As the Buffalo School District works to strengthen its systems to ensure that all students get the education that they deserve, Teach For America, a program that trains and recruits successful individuals to become strong teachers in high-poverty schools, can be part of the solution. I’m thrilled that the School Board recently voted to bring TFA to Buffalo.
Growing up in Buffalo, about two blocks from Bennett High, I spent summers playing baseball at Shoshone Park. As we entered high school, we all took different paths: Bennett, City Honors, St. Joe’s, Nichols, McKinley and Canisius. Over the years we stayed in touch; some of us graduated from college and started careers, but others were not so lucky. A few friends dropped out, others were incarcerated.
These stories always affected me. I was fortunate to have a strong support system and I also attended a high school that prepared me to attend the college of my choice, something too many of our children don’t have access to. I was set on law school at Notre Dame, but when I heard about TFA, I knew I had to be a part of the work to close the educational opportunity gap that had directly impacted so many of my peers.
I taught middle school math and science in North Philadelphia. My classroom experience was demanding and rewarding. I was amazed by the grit, resolve and success my students displayed daily growing up in one of the poorest and most violent ZIP codes in America. My students proved to me that any student, regardless of the ZIP code in which he or she was born, could succeed at the highest levels.
My students, the relationships we built, the successes we had at school and the love of learning that would carry my students through college persuaded me to dedicate myself to educational equity. It is critical for our country and the two cities that I call home.
Today, I am the principal of Simon Gratz Mastery Charter High, a neighborhood turnaround school in North Philadelphia. In the last two years, we were removed from the state’s persistently dangerous school list, doubled test scores, maintained an open enrollment for neighborhood students and increased our student body by 300. We achieved these results through the dedication of veteran teachers, students, parents and community members, and our TFA teachers and staff who make up nearly half of our staff.

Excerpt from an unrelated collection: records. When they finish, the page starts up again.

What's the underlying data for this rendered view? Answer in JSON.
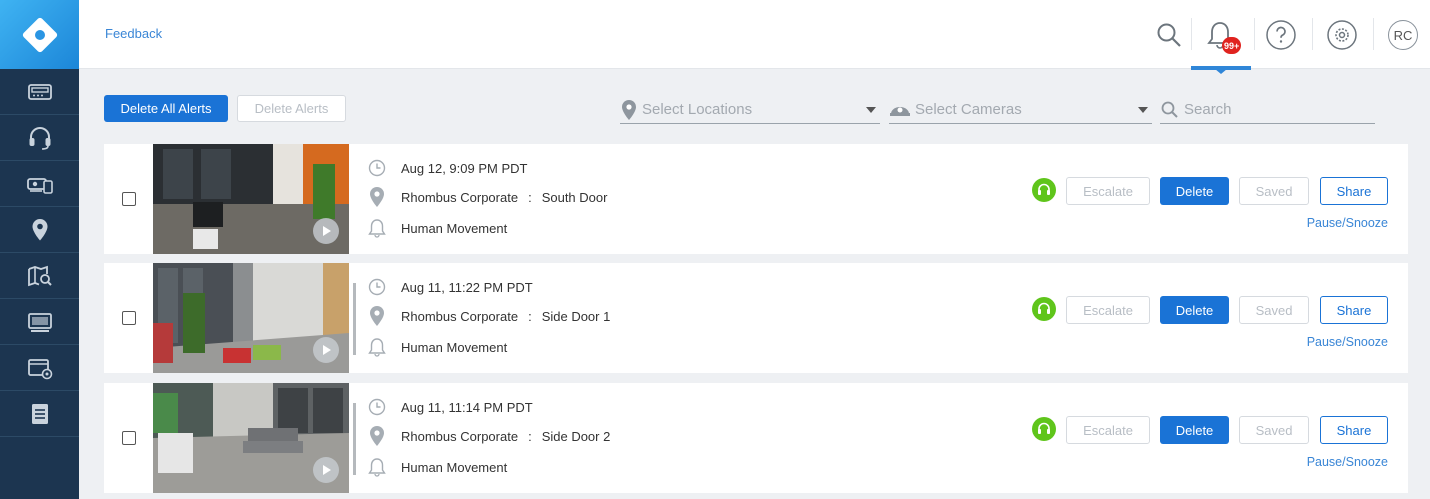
{
  "header": {
    "feedback_label": "Feedback",
    "notification_badge": "99+",
    "avatar_initials": "RC"
  },
  "sidebar": {
    "items": [
      {
        "icon": "video-recorder-icon"
      },
      {
        "icon": "headset-icon"
      },
      {
        "icon": "devices-icon"
      },
      {
        "icon": "location-pin-icon"
      },
      {
        "icon": "map-search-icon"
      },
      {
        "icon": "monitor-icon"
      },
      {
        "icon": "video-settings-icon"
      },
      {
        "icon": "document-icon"
      }
    ]
  },
  "toolbar": {
    "delete_all_label": "Delete All Alerts",
    "delete_label": "Delete Alerts",
    "locations_placeholder": "Select Locations",
    "cameras_placeholder": "Select Cameras",
    "search_placeholder": "Search"
  },
  "alerts": [
    {
      "timestamp": "Aug 12, 9:09 PM PDT",
      "location": "Rhombus Corporate",
      "location_sep": ":",
      "camera": "South Door",
      "event": "Human Movement",
      "escalate_label": "Escalate",
      "delete_label": "Delete",
      "saved_label": "Saved",
      "share_label": "Share",
      "pause_label": "Pause/Snooze"
    },
    {
      "timestamp": "Aug 11, 11:22 PM PDT",
      "location": "Rhombus Corporate",
      "location_sep": ":",
      "camera": "Side Door 1",
      "event": "Human Movement",
      "escalate_label": "Escalate",
      "delete_label": "Delete",
      "saved_label": "Saved",
      "share_label": "Share",
      "pause_label": "Pause/Snooze"
    },
    {
      "timestamp": "Aug 11, 11:14 PM PDT",
      "location": "Rhombus Corporate",
      "location_sep": ":",
      "camera": "Side Door 2",
      "event": "Human Movement",
      "escalate_label": "Escalate",
      "delete_label": "Delete",
      "saved_label": "Saved",
      "share_label": "Share",
      "pause_label": "Pause/Snooze"
    }
  ],
  "colors": {
    "sidebar": "#1c3550",
    "accent": "#1a73d6",
    "support_green": "#5fc51b",
    "badge_red": "#e0231f"
  }
}
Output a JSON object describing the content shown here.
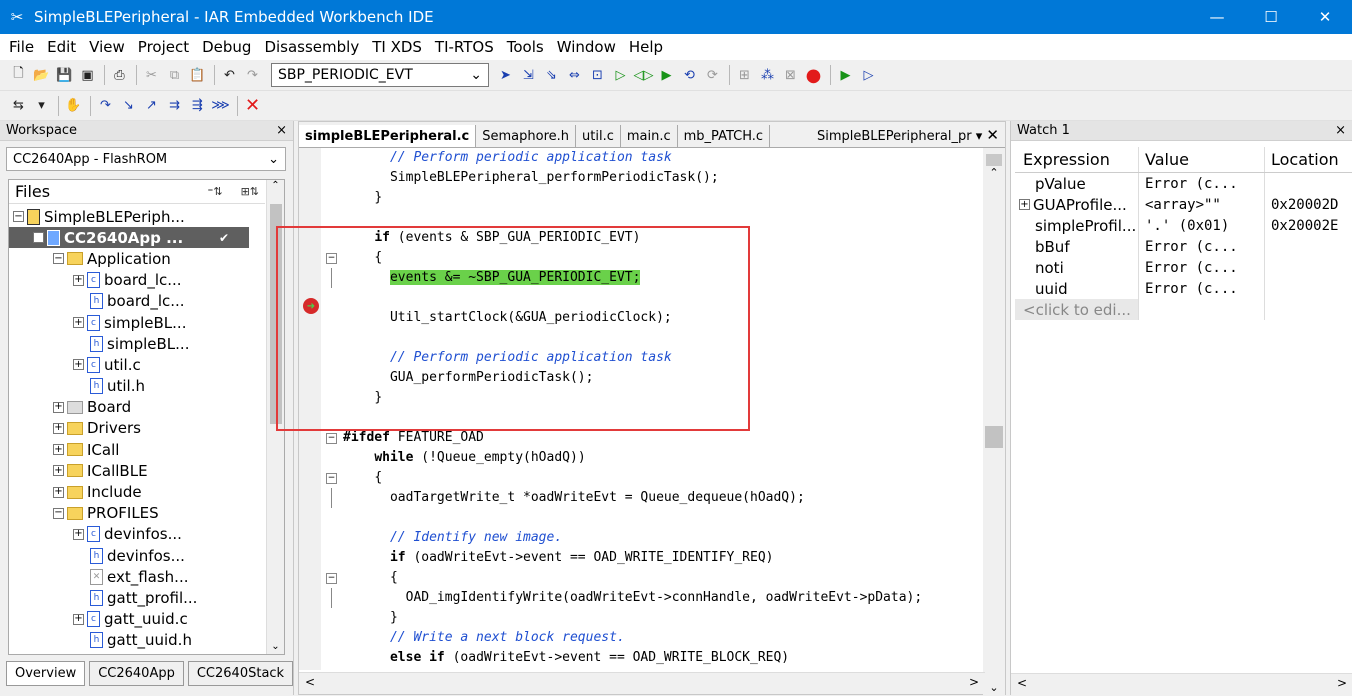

While I’m deeply tied to my students, families and faculty here in Philadelphia, I would have relished the opportunity to do this work in my hometown. I am confident that future TFA teachers – with the opportunity to do such important work in a wonderful city – will fall in love with Buffalo. I am eager to watch the collaboration blossom.
Peter Langer, a former Buffalonian, is a principal and Teach for America alumnus.